So, there it is-- interesting, listenable, pleasant but not really essential. Rather like most of Vintage Violence, really. Though the image of tin boys and young girls, melting away, seems an oblique reference to Andersen’s “The Steadfast Tin Soldier.” I can’t imagine where Cale was going with that, and I’ll leave it to the steadfast Cale blogger Inverarity to ponder it further.


Inverarity said...

It was exciting to hear an unreleased track from these sessions, though I hadn't expected much. Despite the very loose playing and a practice-quality vocal, it's worth hearing. I agree that it feels like an authentic "missing link" between Vintage Violence and Paris 1919 - I don't think that this came up in our conversations, and it's a keen insight.

I disagree, though, that it feels complete. The lyrics are very rickety - they bulge here and there, and the unconfident vocal testifies that Cale wasn't really sure about them either. The arrangement shows little of the care that the rest of the songs received - it feels as ramshackle as everything else. I think this was only run through a few times at most before they decided not to record it properly.

I don't think I'd care much for the song without the truly excellent chorus. The lyric may not look too promising - "I can't bring back / I can't think back / It's fading again / The tin boys and young girls / All fading away" - but the fine melody shines through Cale's tonally-challenged vocal.

The Hans Christian Andersen connection is undeniable, but I think it's only meaningful in its reference to childhood. Like "A Child's Christmas in Wales," the song seems to be a very oblique personal reminiscence of growing up in Wales. I like the idea of childhood acquaintances melting away like toys. I'm not sure what's up with the gender switchery, though.

I think this song pairs well with "Empty Bottles", the very early Cale solo song he did with Lou Reed and Nico in 1972 and then gave to Jennifer Warnes. It's got the same feeling of disgusted nostalgia and helplessness.

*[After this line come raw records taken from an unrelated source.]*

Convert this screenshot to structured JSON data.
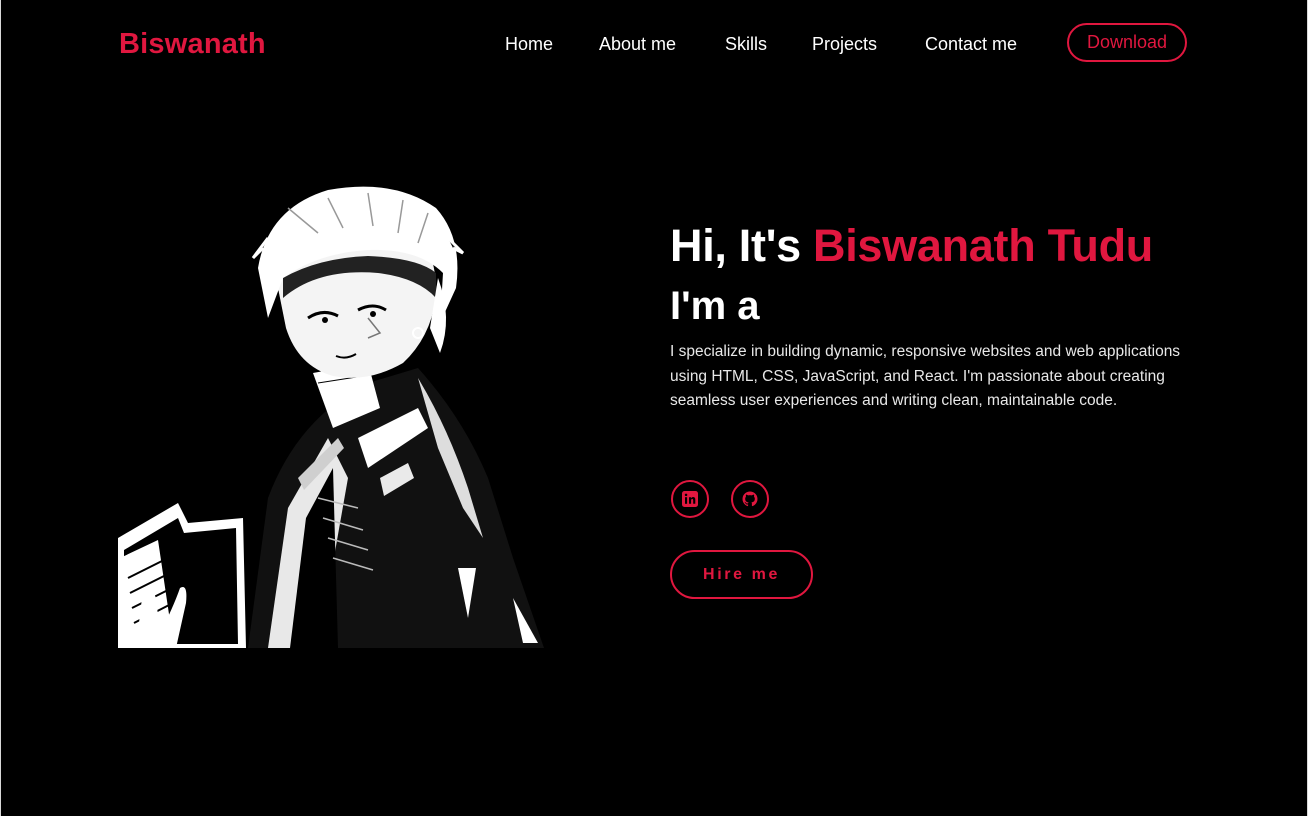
{
  "header": {
    "logo": "Biswanath",
    "nav": [
      {
        "label": "Home"
      },
      {
        "label": "About me"
      },
      {
        "label": "Skills"
      },
      {
        "label": "Projects"
      },
      {
        "label": "Contact me"
      }
    ],
    "download_label": "Download"
  },
  "hero": {
    "greeting_prefix": "Hi, It's ",
    "name": "Biswanath Tudu",
    "role_prefix": "I'm a",
    "intro": "I specialize in building dynamic, responsive websites and web applications using HTML, CSS, JavaScript, and React. I'm passionate about creating seamless user experiences and writing clean, maintainable code.",
    "social_icons": [
      "linkedin-icon",
      "github-icon"
    ],
    "hire_label": "Hire me"
  },
  "colors": {
    "accent": "#e0173f",
    "background": "#000000",
    "text": "#ffffff"
  }
}
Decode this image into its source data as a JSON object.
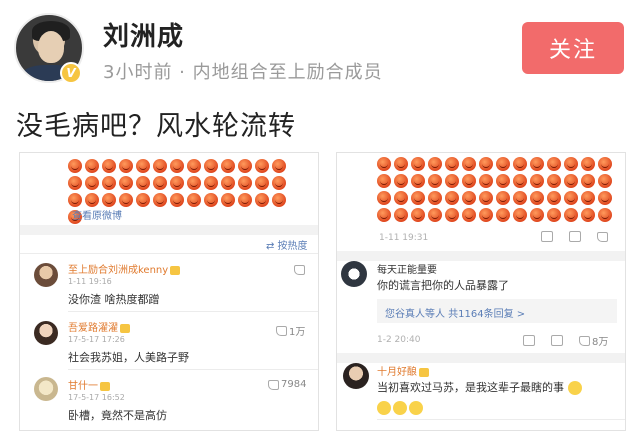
{
  "header": {
    "username": "刘洲成",
    "meta": "3小时前 · 内地组合至上励合成员",
    "follow_label": "关注"
  },
  "post": {
    "text": "没毛病吧？风水轮流转"
  },
  "left_card": {
    "view_original": "查看原微博",
    "sort_label": "⇄ 按热度",
    "comments": [
      {
        "name": "至上励合刘洲成kenny",
        "time": "1-11 19:16",
        "text": "没你渣  啥热度都蹭",
        "likes": ""
      },
      {
        "name": "吾爱路濯濯",
        "time": "17-5-17 17:26",
        "text": "社会我苏姐，人美路子野",
        "likes": "1万"
      },
      {
        "name": "甘什一",
        "time": "17-5-17 16:52",
        "text": "卧槽，竟然不是高仿",
        "likes": "7984"
      }
    ]
  },
  "right_card": {
    "post_time": "1-11 19:31",
    "comments": [
      {
        "name": "每天正能量要",
        "text": "你的谎言把你的人品暴露了",
        "reply": "您谷真人等人  共1164条回复 >",
        "time": "1-2 20:40",
        "likes": "8万"
      },
      {
        "name": "十月好酿",
        "text": "当初喜欢过马苏，是我这辈子最瞎的事"
      }
    ]
  },
  "colors": {
    "follow": "#f26b6b",
    "link": "#5a7db6",
    "orange_name": "#e07a2e"
  }
}
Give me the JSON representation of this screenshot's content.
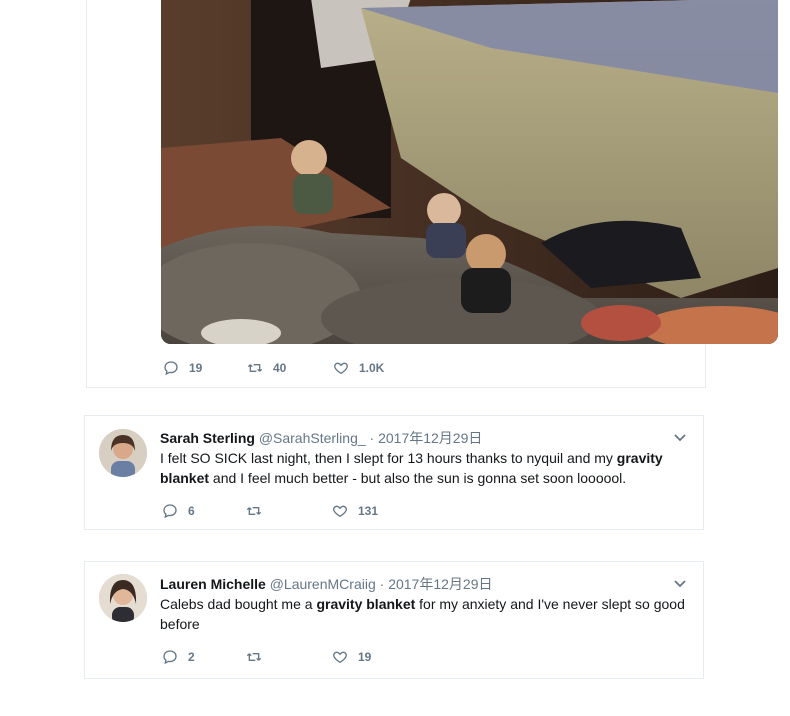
{
  "photo_tweet": {
    "replies": "19",
    "retweets": "40",
    "likes": "1.0K"
  },
  "tweets": [
    {
      "name": "Sarah Sterling",
      "handle": "@SarahSterling_",
      "separator": "·",
      "date": "2017年12月29日",
      "text_parts": [
        "I felt SO SICK last night, then I slept for 13 hours thanks to nyquil and my ",
        "gravity blanket",
        " and I feel much better - but also the sun is gonna set soon loooool."
      ],
      "replies": "6",
      "retweets": "",
      "likes": "131"
    },
    {
      "name": "Lauren Michelle",
      "handle": "@LaurenMCraiig",
      "separator": "·",
      "date": "2017年12月29日",
      "text_parts": [
        "Calebs dad bought me a ",
        "gravity blanket",
        " for my anxiety and I've never slept so good before"
      ],
      "replies": "2",
      "retweets": "",
      "likes": "19"
    }
  ],
  "icons": {
    "reply": "reply-icon",
    "retweet": "retweet-icon",
    "like": "heart-icon",
    "menu": "chevron-down-icon"
  },
  "colors": {
    "border": "#e6ecf0",
    "muted": "#657786",
    "text": "#14171a"
  }
}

Re Graham Greene: "Burned Out Affair" seems to be a portmanteau combining the GG novels "A Burnt-Out Case" and "The End of the Affair".

Inverarity said...

Then again, this could also be an obfuscated Velvet Underground reminiscence. Not many Cale songs offer that possibility.